Capital spending in the oil and gas sector will still be down compared to 2019—already a slow year; however, 2021 is looking better for Alberta’s oil patch. Production bounced back to pre-pandemic levels in November, and prices have also improved significantly, with ATB forecasting an average of US$51 a barrel for 2021. There are also a number of bright spots to watch, including growth in the tech sector, which has attracted investment from several large companies. Agriculture continues to expand, with the cattle industry rebounding quickly from pandemic-related challenges. Total farm cash receipts hit a record high in 2020. The agrifoods, renewable energy, and clean-energy technologies sectors are also expected to do well in 2021 and beyond.

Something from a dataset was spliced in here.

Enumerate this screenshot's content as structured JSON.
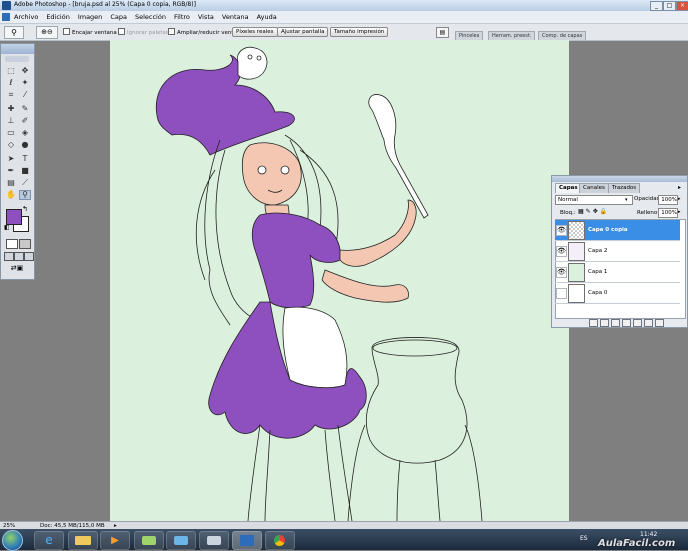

Stepping up to help our clients
COVID-19 relief for our personal clients
In the earliest days of the pandemic, we quickly established a client relief program that provided temporary assistance to our clients to meet their most urgent needs. This included loan deferrals and Mastercard repayment and rate-reduction options. We recognized many situations required individualized solutions, so we worked closely with clients who needed those options.
As many Canadians began applying for the new federal Canada Emergency Response Benefit (CERB), the Government of Canada encouraged the use of direct deposit to improve speed, security, and safety. To make this easier for our clients, ATB quickly incorporated a seamless Canada Revenue Agency registration process into its online banking and mobile-app platforms.
COVID-19 relief for our business clients
When the pandemic arrived, public health measures required many businesses to close or adapt their business models. To help meet the most critical needs of our business clients, ATB created relief programs that offered clients various options for temporary assistance. These options, designed to help them weather the short-term impacts, included principal and interest payment deferrals, working capital loans to sustain operations, and the waiving of merchant fees for clients who had to shut down due to COVID-19.
Supporting CEBA behind the scenes
Over 20,000 ATB clients received more than $1 billion in government-backed capital through CEBA using ATB’s custom process, which differed from our competitors in several ways: ours offered digital authentication and automated application-formatting validation, and we reached out to clients directly who were not approved to offer them alternative solutions. ATB team members worked around the clock to develop, test, and implement the new process to ensure our clients received the support they needed as quickly as possible.